Element data from apps and pages:
• • • •

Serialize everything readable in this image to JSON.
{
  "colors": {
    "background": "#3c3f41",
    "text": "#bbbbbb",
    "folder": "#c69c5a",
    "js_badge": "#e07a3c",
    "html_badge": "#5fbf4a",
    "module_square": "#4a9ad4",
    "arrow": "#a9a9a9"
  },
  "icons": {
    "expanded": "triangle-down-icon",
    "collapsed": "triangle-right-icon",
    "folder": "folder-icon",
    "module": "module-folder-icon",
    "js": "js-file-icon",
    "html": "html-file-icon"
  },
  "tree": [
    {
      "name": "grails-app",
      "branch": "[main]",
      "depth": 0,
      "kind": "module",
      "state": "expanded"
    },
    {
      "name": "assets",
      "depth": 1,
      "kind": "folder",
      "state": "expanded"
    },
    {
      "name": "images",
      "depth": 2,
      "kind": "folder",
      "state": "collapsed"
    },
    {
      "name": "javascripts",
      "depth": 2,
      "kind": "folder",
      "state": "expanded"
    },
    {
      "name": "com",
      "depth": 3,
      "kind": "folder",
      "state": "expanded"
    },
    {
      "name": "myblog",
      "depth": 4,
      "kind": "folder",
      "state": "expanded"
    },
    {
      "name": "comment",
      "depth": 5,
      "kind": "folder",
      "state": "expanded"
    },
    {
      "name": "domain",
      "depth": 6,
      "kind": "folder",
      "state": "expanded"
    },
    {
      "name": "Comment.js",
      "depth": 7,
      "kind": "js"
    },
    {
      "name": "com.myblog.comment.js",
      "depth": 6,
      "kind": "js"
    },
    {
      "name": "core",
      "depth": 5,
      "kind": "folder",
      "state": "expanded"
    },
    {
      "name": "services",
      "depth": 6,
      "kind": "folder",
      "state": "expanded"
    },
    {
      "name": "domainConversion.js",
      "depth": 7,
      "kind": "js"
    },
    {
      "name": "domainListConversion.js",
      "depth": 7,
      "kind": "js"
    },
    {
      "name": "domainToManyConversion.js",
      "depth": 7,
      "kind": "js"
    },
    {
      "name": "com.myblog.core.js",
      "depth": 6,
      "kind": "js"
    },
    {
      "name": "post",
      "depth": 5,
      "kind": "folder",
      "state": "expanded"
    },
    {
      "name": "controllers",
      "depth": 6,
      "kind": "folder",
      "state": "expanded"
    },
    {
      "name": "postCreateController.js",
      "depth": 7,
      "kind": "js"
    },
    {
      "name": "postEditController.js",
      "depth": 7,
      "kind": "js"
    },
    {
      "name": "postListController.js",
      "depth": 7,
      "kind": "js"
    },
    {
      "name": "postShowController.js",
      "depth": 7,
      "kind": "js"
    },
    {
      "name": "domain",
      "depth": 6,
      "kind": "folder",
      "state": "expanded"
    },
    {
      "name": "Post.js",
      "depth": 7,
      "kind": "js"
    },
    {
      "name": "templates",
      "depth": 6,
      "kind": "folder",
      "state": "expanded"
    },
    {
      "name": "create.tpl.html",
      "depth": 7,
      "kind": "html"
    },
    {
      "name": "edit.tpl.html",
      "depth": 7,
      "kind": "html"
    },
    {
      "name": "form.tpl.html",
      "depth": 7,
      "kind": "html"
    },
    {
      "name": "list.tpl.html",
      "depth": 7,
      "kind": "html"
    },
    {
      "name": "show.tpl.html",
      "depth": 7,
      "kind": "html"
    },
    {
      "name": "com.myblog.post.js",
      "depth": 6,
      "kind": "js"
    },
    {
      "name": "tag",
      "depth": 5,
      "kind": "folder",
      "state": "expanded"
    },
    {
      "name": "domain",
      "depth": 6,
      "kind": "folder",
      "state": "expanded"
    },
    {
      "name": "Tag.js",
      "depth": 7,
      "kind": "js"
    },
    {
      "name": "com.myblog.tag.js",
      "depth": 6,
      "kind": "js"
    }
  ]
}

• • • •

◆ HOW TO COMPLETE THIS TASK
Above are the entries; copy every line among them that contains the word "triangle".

◆ ANSWER BELOW
    "expanded": "triangle-down-icon",
    "collapsed": "triangle-right-icon",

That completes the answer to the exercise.